▶ Records to process:
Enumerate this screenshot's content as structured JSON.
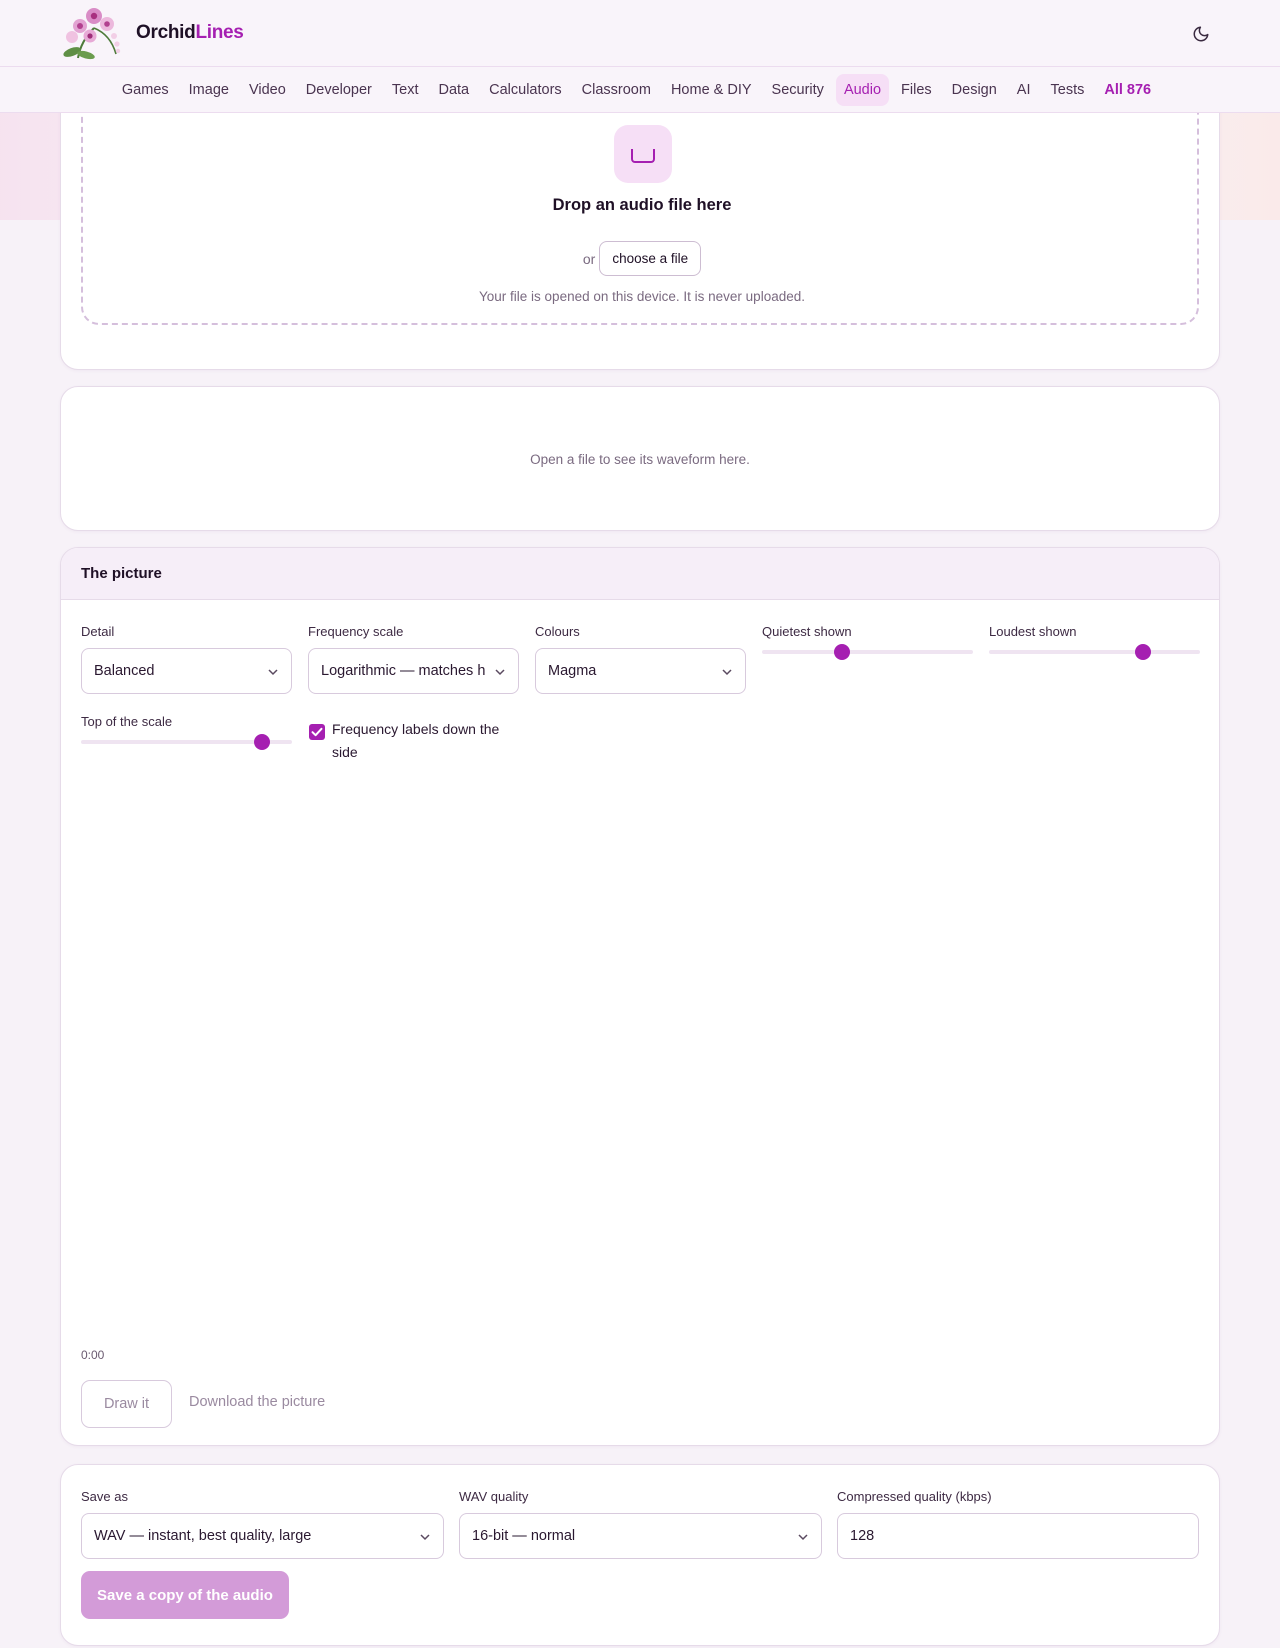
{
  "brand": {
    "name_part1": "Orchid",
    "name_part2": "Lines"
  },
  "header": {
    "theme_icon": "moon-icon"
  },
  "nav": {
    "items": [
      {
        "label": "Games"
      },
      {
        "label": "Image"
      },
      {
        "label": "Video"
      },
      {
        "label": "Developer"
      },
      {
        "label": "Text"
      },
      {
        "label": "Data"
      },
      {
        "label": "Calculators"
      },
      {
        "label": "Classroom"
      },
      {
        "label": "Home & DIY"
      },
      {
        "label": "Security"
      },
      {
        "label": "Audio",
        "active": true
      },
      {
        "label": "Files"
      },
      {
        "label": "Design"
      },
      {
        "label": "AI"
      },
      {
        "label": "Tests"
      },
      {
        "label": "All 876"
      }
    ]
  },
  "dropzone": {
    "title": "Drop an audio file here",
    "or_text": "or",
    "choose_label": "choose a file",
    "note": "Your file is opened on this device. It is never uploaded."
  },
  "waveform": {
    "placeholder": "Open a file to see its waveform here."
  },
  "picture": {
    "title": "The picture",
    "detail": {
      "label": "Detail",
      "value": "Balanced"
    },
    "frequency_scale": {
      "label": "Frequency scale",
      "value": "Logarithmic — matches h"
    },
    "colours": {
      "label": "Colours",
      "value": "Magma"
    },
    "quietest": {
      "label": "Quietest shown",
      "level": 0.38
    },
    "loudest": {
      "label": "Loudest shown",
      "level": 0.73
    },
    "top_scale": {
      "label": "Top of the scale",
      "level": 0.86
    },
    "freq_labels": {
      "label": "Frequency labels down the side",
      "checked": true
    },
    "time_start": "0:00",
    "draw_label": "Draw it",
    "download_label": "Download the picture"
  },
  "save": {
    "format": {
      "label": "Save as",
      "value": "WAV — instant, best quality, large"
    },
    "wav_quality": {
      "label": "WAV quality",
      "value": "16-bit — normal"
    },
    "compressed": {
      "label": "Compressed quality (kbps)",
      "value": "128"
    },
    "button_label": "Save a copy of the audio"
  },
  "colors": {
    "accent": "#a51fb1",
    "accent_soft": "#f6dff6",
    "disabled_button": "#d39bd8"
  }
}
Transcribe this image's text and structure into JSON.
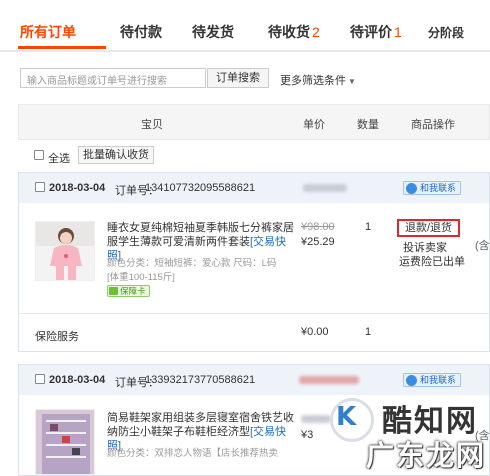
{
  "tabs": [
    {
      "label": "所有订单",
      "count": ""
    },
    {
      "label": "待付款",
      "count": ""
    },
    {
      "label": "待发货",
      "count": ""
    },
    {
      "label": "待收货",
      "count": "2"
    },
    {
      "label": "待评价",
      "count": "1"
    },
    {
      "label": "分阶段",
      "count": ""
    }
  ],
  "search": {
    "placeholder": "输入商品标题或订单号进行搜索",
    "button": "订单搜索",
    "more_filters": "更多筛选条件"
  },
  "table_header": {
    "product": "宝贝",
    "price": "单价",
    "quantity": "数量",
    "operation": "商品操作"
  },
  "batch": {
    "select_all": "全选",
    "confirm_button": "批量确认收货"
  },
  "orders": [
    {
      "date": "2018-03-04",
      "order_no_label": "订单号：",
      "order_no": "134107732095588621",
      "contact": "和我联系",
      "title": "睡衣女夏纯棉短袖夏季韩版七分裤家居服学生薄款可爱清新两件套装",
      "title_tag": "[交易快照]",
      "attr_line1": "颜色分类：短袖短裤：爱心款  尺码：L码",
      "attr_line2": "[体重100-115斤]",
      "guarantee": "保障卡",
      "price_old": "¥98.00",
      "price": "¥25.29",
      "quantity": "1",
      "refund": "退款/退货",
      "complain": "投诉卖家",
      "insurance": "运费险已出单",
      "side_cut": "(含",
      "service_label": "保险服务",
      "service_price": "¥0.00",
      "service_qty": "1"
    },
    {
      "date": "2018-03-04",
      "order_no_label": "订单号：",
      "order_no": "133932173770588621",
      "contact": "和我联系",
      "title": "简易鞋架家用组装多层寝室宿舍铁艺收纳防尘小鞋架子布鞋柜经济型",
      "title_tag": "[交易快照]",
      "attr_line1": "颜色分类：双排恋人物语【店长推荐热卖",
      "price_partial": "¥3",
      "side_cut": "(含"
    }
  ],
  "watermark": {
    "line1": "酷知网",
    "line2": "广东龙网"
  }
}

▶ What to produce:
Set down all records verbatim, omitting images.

▶ Task result:
Enumerate this screenshot's content as structured JSON.
{
  "brand": {
    "name_part1": "Orchid",
    "name_part2": "Lines"
  },
  "header": {
    "theme_icon": "moon-icon"
  },
  "nav": {
    "items": [
      {
        "label": "Games"
      },
      {
        "label": "Image"
      },
      {
        "label": "Video"
      },
      {
        "label": "Developer"
      },
      {
        "label": "Text"
      },
      {
        "label": "Data"
      },
      {
        "label": "Calculators"
      },
      {
        "label": "Classroom"
      },
      {
        "label": "Home & DIY"
      },
      {
        "label": "Security"
      },
      {
        "label": "Audio",
        "active": true
      },
      {
        "label": "Files"
      },
      {
        "label": "Design"
      },
      {
        "label": "AI"
      },
      {
        "label": "Tests"
      },
      {
        "label": "All 876"
      }
    ]
  },
  "dropzone": {
    "title": "Drop an audio file here",
    "or_text": "or",
    "choose_label": "choose a file",
    "note": "Your file is opened on this device. It is never uploaded."
  },
  "waveform": {
    "placeholder": "Open a file to see its waveform here."
  },
  "picture": {
    "title": "The picture",
    "detail": {
      "label": "Detail",
      "value": "Balanced"
    },
    "frequency_scale": {
      "label": "Frequency scale",
      "value": "Logarithmic — matches h"
    },
    "colours": {
      "label": "Colours",
      "value": "Magma"
    },
    "quietest": {
      "label": "Quietest shown",
      "level": 0.38
    },
    "loudest": {
      "label": "Loudest shown",
      "level": 0.73
    },
    "top_scale": {
      "label": "Top of the scale",
      "level": 0.86
    },
    "freq_labels": {
      "label": "Frequency labels down the side",
      "checked": true
    },
    "time_start": "0:00",
    "draw_label": "Draw it",
    "download_label": "Download the picture"
  },
  "save": {
    "format": {
      "label": "Save as",
      "value": "WAV — instant, best quality, large"
    },
    "wav_quality": {
      "label": "WAV quality",
      "value": "16-bit — normal"
    },
    "compressed": {
      "label": "Compressed quality (kbps)",
      "value": "128"
    },
    "button_label": "Save a copy of the audio"
  },
  "colors": {
    "accent": "#a51fb1",
    "accent_soft": "#f6dff6",
    "disabled_button": "#d39bd8"
  }
}
Transcribe this image's text and structure into JSON.
{
  "tabs": [
    {
      "label": "所有订单",
      "count": ""
    },
    {
      "label": "待付款",
      "count": ""
    },
    {
      "label": "待发货",
      "count": ""
    },
    {
      "label": "待收货",
      "count": "2"
    },
    {
      "label": "待评价",
      "count": "1"
    },
    {
      "label": "分阶段",
      "count": ""
    }
  ],
  "search": {
    "placeholder": "输入商品标题或订单号进行搜索",
    "button": "订单搜索",
    "more_filters": "更多筛选条件"
  },
  "table_header": {
    "product": "宝贝",
    "price": "单价",
    "quantity": "数量",
    "operation": "商品操作"
  },
  "batch": {
    "select_all": "全选",
    "confirm_button": "批量确认收货"
  },
  "orders": [
    {
      "date": "2018-03-04",
      "order_no_label": "订单号：",
      "order_no": "134107732095588621",
      "contact": "和我联系",
      "title": "睡衣女夏纯棉短袖夏季韩版七分裤家居服学生薄款可爱清新两件套装",
      "title_tag": "[交易快照]",
      "attr_line1": "颜色分类：短袖短裤：爱心款  尺码：L码",
      "attr_line2": "[体重100-115斤]",
      "guarantee": "保障卡",
      "price_old": "¥98.00",
      "price": "¥25.29",
      "quantity": "1",
      "refund": "退款/退货",
      "complain": "投诉卖家",
      "insurance": "运费险已出单",
      "side_cut": "(含",
      "service_label": "保险服务",
      "service_price": "¥0.00",
      "service_qty": "1"
    },
    {
      "date": "2018-03-04",
      "order_no_label": "订单号：",
      "order_no": "133932173770588621",
      "contact": "和我联系",
      "title": "简易鞋架家用组装多层寝室宿舍铁艺收纳防尘小鞋架子布鞋柜经济型",
      "title_tag": "[交易快照]",
      "attr_line1": "颜色分类：双排恋人物语【店长推荐热卖",
      "price_partial": "¥3",
      "side_cut": "(含"
    }
  ],
  "watermark": {
    "line1": "酷知网",
    "line2": "广东龙网"
  }
}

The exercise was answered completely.